Edwin Baloyi, President of SABTACO commented that professionalisation of the public sector cannot be done at the compromise of transformation and the advancement of black professionals. Skills development must be inclusive, he said. “Continuous development is important to foster public servants who are more competitive and are equipped to perform their roles.” Zeenat Ghoor, CEO, Aspire Consulting followed Baloyi with a discussion on the professionalisation of the private sector, which she admitted is a much simpler process than in the public sector, where plans are governed by complex policies and organisational hierarchies. “However, I believe that knowledge sharing across public and private entities is accessible, and vital.
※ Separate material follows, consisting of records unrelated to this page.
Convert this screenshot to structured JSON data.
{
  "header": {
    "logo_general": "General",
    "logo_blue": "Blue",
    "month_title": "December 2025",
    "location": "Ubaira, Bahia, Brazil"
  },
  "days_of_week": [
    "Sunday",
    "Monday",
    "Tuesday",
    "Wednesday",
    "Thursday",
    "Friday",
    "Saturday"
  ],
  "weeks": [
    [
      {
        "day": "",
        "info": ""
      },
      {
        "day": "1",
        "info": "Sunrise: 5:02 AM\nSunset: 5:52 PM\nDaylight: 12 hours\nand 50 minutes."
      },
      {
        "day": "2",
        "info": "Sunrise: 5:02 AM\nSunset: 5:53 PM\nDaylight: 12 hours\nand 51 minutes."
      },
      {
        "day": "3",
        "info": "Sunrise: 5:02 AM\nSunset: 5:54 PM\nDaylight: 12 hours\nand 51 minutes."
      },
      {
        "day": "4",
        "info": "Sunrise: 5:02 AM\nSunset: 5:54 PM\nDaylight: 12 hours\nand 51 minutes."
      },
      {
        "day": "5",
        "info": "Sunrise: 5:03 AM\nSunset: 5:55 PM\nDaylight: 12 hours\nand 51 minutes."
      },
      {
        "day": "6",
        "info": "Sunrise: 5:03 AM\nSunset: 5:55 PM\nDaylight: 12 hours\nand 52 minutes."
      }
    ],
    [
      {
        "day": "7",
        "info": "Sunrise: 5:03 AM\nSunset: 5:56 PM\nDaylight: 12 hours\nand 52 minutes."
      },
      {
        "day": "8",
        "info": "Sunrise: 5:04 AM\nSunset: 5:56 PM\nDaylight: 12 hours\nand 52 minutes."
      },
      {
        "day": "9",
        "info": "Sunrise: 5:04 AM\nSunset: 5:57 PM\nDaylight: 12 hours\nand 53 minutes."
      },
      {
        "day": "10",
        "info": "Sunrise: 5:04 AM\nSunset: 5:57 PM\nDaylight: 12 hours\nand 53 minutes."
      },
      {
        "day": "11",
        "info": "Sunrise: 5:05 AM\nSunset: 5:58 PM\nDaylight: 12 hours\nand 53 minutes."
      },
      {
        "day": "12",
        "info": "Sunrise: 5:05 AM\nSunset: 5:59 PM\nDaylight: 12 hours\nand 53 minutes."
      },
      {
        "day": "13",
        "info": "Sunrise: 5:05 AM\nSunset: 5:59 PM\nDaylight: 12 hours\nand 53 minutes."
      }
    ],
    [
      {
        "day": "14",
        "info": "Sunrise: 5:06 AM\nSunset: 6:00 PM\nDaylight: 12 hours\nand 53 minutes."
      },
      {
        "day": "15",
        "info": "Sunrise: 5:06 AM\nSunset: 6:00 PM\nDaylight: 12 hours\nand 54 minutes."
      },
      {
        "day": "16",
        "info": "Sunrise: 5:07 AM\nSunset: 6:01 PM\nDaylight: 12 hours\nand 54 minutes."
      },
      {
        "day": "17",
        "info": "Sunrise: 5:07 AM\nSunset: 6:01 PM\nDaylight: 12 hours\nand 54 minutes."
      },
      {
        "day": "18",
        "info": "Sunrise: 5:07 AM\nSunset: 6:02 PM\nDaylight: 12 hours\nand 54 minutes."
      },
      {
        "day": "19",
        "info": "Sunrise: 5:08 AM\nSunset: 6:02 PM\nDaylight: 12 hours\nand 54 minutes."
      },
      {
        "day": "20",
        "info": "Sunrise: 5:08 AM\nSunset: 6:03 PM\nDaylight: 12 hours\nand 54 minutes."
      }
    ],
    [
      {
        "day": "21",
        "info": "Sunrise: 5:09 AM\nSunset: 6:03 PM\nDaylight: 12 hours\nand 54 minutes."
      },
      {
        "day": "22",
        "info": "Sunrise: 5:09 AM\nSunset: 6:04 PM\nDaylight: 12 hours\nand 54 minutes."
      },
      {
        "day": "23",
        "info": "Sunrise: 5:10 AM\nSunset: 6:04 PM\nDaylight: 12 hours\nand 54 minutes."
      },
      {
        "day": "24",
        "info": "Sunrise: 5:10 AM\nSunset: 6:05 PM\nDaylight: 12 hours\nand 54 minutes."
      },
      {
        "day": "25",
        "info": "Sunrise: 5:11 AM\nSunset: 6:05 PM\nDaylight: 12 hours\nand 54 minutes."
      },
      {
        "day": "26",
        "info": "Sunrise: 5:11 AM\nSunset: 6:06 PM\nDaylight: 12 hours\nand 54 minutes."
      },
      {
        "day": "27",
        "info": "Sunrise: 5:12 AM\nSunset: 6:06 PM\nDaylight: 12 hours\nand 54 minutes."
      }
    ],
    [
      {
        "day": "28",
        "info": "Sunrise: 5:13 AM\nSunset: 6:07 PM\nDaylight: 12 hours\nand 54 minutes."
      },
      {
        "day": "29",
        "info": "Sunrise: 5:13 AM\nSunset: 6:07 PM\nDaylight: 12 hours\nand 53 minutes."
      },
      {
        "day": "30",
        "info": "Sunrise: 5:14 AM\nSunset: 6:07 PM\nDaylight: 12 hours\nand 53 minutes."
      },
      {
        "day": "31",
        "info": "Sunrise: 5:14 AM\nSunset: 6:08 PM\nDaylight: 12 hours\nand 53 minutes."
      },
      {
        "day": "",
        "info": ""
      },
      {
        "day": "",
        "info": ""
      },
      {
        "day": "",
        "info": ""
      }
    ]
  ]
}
We need each other, so we should work together.”
Presenting on behalf of the National School of Government, Dr Botshabelo Maja said that professionalising is one of those interventions we have to put in place if we are going to achieve the National Development Plan 2030. “If we achieve a professional state, we will see different attitudes and behaviours towards serving the public.” He added that professionalisation is a complex process and a key part of this is positioning the government as an employer of choice, working with voluntary associations, and working with higher education institutes. Finally, he reiterated previous presenters’ feelings that professionalisation of the state requires private sector involvement.
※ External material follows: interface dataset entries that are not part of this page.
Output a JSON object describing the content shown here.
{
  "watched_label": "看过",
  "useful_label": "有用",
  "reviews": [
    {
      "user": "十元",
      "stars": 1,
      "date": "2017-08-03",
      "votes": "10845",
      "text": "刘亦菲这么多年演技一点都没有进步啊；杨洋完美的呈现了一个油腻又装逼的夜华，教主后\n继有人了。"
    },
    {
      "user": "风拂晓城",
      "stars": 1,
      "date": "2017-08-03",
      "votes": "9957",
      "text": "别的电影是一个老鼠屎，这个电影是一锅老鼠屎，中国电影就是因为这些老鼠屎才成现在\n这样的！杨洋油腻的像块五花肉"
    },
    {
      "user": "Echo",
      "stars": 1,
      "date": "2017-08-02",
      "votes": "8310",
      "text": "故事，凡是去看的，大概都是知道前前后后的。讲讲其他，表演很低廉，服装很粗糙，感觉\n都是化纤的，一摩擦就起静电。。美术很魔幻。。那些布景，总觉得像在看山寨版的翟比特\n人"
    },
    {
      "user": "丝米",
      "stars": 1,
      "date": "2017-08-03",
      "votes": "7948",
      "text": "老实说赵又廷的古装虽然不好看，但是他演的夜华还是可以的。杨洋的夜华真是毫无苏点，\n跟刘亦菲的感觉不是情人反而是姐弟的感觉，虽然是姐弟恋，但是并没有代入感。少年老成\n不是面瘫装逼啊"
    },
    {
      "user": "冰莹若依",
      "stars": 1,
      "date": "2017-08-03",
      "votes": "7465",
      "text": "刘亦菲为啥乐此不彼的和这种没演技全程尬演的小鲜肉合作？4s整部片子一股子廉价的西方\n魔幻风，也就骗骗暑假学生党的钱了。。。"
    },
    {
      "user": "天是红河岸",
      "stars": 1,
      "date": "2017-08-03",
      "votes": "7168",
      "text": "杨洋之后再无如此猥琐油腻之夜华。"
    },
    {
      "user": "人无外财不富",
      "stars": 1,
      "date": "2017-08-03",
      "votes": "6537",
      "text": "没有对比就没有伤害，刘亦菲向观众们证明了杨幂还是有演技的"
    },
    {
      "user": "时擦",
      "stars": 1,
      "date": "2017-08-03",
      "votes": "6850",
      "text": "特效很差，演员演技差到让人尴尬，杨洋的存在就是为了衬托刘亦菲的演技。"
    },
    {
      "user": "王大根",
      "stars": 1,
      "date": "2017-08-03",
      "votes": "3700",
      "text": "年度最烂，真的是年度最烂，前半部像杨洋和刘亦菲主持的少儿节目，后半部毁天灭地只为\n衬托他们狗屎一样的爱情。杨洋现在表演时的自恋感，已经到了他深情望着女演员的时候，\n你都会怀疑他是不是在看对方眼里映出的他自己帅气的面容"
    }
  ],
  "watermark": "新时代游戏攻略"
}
Infrastructure: The key to equality
The final discussion of the day was facilitated by Olu Soluade, CESA Vice President, and began with Skhumbuzo Macozoma, CEO of SANRAL. He explained the road ahead for SANRAL which is working towards a new vision. “We have realised that our pursuit of being ‘the best in the world’ is not what our people need. Rather, our new focus is on ‘delivering value for South African citizens.” SANRAL has committed to working on improving their reputation, the road network, transformation, being more agile and working into Africa and beyond.
Addressing infrastructure project planning, Sinenhlanhla Chamane, CEO of M & C Consulting Engineers said that the current emphasis on infrastructure development in urban areas places rural areas at a disadvantage. “We are still seeing mass urban migration as people seek quality education and public services.” She recommended that mixed-use developments in rural areas could assist with solving this challenge.
In closing, CESA CEO, Chris Campbell said that discussions over the two-day conference have inspired thinking towards approaching infrastructure development from an entire lifecycle perspective. “Perhaps it is time we consider implementing infrastructure with a maintenance plan of sorts, considering condition monitoring and asset monitoring that goes beyond a three-year plan.”
CESA President Sugen Pillay concluded the event by presenting resolutions which were developed over the course of the indaba. He encouraged engineers to actively contribute to the rebuild project, driven by purpose. “When we execute infrastructure projects with purpose, we stand to optimise the positive impacts such as a reduction in poverty, inequality and unemployment.” He said that CESA will also continue advocating for quality cost-based selection and value for money. Finally, he said: “As part of our wider transformation journey, we must consider how we can embrace technology, inform our clients of new solutions, and leverage what is available to improve on our efficiency,” he concluded.